The lists of best/worse TV bosses to work for, best TV houses, best cliffhangers are the cherries in the fruit cup. The passion they spews forth like Roman candles as they make their cases for each show. I see myself listening to this again.

4 of 4 people found this review helpful

If you liked Kitchen Confidential you'll...

Overall
4 out of 5 stars
Performance
3 out of 5 stars
Story
4 out of 5 stars

Reviewed: 02-19-16

I'm a bit of a fan of Joe, and I've read enough books about chefs it was time I read one from an owner's perspective. I listened to it while painting my own restaurant, which opens next week, and it helped calm my nerves.

It's autobiographical, and the tone has the macho swagger of Kitchen Confidential, almost like it's a sequel. Yes, I did cringe at some of the misogynistic moments (who says "banging broads" anymore). And while Bourdain hid the names of most characters in KC, Bastianich names them outright. At many points it sounds like he's trying to settle petty scores. Was hoping Joe would be above that. He seems to contradict himself a bit, calling out the snobs in the industry and then going on snobby tirades about things like New World wines. But hey, we're all the heroes of our own stories. The best parts are the stories in Italy and of opening the restaurants in America. It's worth it for Del Posto alone.

The narration wasn't bad, but Joe starts out sounding like he's bored with his own story. Other times I swear I can feel his hangover as he tries to get through a passage. At other times he sounds like he has an air bubble trapped in his stomach or acid reflux.

I'm glad I got the book, and it's a good companion with Kitchen Confidential and Bill Buford's "Heat," which explores Mario Batali's side of the partnership with Bastianich.

1 of 1 people found this review helpful

Best work since Pillars

Overall
5 out of 5 stars

Reviewed: 03-18-11

I've been a fan of Follett's historical novels since I picked up Pillars of the Earth in 1990 (I've read it 6 times since then). I was spoiled. Even though he's a great storyteller, it was hard to find anything that matched Pillars--until this book. I had never had much interest in cathedrals until I read Pillars. And I had been flippant about WWI until Fall of Giants. It feels like you have lived a fulfilling lifetime when you finish. My only complaint is that Follett loves to litter his works with unnecessarily TMI sex scenes that are hilariously awkwardly written at times. They slow down the pace of the book, and I'm really wondering who wants to read about one of the character's sexual fascination with his wife's birth canal while she's pregnant.

Even with the adolescent Penthouse Letters, it's worth the five stars. The politics and mood of the era are artfully personified. The characters are historical archetypes but get some three-dimensional fleshing out. The unbelievable coincidences of the characters' interminglings are worth suspending disbelief. They help with details of the story and set up layers of dramatic action.
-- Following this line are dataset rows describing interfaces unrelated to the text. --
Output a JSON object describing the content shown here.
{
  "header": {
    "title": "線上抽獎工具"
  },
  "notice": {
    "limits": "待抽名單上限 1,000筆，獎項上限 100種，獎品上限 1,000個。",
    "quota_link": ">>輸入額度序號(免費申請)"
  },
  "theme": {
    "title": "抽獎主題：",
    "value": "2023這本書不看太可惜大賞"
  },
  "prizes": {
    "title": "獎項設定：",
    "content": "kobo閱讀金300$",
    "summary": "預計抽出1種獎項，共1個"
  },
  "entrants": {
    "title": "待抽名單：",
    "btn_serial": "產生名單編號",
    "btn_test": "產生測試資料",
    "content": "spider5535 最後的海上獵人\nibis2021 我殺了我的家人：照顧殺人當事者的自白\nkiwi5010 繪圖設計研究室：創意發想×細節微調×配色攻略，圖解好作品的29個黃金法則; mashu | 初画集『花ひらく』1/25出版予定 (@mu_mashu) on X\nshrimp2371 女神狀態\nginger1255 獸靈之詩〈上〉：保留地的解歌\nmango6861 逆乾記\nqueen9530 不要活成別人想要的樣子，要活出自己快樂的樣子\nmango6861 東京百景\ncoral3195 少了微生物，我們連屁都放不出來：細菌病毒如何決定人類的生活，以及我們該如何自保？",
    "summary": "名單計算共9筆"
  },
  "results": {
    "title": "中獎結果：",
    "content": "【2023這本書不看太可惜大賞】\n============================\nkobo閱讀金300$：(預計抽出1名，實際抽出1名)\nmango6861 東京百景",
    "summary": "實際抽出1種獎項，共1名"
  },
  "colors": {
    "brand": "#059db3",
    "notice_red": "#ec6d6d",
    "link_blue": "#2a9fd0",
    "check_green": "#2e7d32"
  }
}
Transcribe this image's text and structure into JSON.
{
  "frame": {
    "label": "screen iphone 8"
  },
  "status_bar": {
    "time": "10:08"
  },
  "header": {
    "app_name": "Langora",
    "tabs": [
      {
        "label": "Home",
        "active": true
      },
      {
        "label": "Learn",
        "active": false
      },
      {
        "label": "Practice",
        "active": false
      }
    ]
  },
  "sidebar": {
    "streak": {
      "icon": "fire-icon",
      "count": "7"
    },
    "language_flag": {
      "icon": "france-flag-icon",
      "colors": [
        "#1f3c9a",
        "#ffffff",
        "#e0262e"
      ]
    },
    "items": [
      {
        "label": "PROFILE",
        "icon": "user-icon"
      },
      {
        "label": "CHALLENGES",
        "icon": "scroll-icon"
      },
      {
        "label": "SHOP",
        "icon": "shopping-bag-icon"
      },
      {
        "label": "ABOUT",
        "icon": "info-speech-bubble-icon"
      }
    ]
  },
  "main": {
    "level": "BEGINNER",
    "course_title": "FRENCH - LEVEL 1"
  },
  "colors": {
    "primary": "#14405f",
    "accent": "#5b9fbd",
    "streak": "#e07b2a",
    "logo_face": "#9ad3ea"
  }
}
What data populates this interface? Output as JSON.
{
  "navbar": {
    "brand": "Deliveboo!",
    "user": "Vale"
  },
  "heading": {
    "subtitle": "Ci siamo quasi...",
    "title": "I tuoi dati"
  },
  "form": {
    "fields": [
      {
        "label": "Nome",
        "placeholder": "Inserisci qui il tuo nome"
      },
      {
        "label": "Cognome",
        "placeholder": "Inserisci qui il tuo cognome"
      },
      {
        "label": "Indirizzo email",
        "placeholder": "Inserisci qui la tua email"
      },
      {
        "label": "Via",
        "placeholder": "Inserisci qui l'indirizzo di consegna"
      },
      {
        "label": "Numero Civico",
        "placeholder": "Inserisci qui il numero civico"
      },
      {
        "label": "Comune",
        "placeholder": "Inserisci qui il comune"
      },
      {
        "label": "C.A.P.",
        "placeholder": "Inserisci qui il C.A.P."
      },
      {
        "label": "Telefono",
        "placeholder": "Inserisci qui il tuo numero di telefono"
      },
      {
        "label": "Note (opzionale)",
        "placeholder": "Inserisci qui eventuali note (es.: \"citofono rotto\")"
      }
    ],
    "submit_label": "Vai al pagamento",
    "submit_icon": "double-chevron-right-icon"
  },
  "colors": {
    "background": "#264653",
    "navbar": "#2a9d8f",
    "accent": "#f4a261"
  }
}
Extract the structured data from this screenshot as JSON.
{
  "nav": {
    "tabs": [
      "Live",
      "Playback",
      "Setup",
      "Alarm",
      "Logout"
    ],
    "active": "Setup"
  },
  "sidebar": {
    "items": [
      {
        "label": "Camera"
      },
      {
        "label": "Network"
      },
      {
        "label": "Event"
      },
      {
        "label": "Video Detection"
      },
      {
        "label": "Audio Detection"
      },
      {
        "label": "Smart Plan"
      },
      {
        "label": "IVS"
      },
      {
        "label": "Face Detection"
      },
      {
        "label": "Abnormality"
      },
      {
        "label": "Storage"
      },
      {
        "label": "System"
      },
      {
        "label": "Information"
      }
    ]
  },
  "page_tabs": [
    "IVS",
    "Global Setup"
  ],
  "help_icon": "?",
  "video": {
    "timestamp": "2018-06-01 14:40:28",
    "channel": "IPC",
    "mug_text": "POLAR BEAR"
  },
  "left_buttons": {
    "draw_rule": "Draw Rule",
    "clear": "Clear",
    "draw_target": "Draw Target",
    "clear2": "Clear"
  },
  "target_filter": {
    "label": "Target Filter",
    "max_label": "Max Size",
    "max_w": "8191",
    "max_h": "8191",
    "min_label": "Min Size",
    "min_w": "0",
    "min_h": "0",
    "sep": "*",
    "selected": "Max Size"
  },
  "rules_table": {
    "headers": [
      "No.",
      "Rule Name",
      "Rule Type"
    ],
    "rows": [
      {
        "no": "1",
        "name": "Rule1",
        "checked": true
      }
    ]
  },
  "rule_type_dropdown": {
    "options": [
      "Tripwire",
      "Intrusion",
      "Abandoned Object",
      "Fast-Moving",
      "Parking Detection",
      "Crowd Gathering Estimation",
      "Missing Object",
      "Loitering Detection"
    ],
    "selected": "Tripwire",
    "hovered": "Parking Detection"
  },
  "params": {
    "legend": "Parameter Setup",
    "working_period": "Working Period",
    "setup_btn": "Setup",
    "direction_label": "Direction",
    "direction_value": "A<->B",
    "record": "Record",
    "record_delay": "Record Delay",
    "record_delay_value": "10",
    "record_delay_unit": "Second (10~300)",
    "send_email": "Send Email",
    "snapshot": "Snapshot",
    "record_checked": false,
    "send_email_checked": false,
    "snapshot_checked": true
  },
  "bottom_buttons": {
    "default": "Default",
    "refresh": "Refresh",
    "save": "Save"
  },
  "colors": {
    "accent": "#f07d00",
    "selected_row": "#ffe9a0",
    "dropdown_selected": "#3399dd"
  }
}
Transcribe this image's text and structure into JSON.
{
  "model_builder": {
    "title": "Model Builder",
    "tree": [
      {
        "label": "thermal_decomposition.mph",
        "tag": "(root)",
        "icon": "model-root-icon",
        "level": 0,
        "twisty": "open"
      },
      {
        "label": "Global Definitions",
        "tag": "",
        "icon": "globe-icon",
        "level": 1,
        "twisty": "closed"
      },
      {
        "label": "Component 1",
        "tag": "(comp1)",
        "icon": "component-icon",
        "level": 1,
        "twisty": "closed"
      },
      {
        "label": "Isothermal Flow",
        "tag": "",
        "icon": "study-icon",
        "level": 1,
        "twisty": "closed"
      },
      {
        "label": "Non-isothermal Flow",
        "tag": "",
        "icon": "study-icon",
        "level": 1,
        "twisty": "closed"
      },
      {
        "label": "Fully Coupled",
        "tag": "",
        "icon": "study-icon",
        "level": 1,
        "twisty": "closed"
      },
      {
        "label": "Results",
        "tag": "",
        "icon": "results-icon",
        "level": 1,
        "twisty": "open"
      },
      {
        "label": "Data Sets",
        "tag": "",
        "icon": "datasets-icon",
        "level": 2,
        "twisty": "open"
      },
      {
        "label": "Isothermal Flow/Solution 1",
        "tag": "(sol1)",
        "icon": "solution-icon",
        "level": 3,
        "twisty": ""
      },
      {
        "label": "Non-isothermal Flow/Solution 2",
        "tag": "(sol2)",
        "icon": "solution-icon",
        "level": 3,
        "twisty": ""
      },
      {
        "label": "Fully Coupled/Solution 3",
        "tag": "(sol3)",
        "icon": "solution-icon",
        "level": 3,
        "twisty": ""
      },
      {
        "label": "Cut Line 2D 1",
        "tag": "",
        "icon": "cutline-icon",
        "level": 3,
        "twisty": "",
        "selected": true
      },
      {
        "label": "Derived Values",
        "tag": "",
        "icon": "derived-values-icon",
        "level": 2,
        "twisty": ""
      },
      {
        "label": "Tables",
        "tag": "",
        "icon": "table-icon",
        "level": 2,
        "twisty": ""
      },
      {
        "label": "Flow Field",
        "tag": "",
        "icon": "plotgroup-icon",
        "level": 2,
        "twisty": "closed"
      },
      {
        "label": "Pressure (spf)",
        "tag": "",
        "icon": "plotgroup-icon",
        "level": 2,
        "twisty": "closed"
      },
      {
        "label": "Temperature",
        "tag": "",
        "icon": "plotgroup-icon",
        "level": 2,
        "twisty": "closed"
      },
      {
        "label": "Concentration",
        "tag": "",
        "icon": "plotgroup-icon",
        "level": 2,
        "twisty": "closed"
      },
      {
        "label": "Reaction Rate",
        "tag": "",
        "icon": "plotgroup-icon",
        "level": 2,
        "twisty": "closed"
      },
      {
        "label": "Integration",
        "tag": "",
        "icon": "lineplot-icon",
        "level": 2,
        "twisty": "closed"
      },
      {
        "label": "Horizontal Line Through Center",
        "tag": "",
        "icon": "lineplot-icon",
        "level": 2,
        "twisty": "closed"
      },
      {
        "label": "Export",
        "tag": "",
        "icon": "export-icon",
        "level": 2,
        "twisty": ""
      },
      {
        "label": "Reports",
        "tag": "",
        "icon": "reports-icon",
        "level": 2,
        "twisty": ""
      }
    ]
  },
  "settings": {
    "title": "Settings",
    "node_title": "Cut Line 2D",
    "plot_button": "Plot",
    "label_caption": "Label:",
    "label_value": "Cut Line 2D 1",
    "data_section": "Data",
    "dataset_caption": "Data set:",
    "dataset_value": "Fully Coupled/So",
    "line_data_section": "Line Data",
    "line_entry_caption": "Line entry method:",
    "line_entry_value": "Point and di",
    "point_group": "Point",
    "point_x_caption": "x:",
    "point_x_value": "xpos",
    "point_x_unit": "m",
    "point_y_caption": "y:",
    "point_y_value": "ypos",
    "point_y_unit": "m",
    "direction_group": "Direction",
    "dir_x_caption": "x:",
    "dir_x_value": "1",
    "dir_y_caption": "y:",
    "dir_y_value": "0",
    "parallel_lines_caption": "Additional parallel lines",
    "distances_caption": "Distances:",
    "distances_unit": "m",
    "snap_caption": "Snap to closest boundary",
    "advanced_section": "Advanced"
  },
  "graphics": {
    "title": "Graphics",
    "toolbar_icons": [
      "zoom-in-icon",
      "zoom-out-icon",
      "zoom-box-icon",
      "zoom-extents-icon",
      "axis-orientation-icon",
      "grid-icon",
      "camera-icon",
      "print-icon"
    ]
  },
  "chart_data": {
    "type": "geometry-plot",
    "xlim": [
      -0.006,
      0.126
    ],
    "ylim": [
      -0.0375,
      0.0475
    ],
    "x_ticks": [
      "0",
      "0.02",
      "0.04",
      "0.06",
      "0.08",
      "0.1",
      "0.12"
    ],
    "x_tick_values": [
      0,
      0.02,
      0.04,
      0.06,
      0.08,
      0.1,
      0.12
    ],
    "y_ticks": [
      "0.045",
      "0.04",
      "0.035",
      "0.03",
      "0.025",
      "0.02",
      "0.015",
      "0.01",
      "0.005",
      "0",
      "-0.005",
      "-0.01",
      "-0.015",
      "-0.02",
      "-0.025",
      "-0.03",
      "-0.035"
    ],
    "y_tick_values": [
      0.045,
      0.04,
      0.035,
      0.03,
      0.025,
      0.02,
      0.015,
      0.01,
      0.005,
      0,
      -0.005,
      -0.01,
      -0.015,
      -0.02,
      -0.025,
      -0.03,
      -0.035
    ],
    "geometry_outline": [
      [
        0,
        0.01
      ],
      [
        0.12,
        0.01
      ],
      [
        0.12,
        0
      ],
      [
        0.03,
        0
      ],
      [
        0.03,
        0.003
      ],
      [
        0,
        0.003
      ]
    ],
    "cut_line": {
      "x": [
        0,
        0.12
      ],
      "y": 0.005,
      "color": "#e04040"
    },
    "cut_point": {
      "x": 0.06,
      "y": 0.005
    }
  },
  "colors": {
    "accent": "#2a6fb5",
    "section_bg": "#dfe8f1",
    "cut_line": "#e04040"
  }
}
It also reads like a Greek tragedy in that we all know what the fate of the characters' children and the world itself will be ten to twenty years later, with minor comments like, "Oh, that will never happen again," evoking spontaneous laughter.

Pillars was Follett's masterpiece--now I hope it was the dry run for the real masterpiece trilogy to come.

1 of 1 people found this review helpful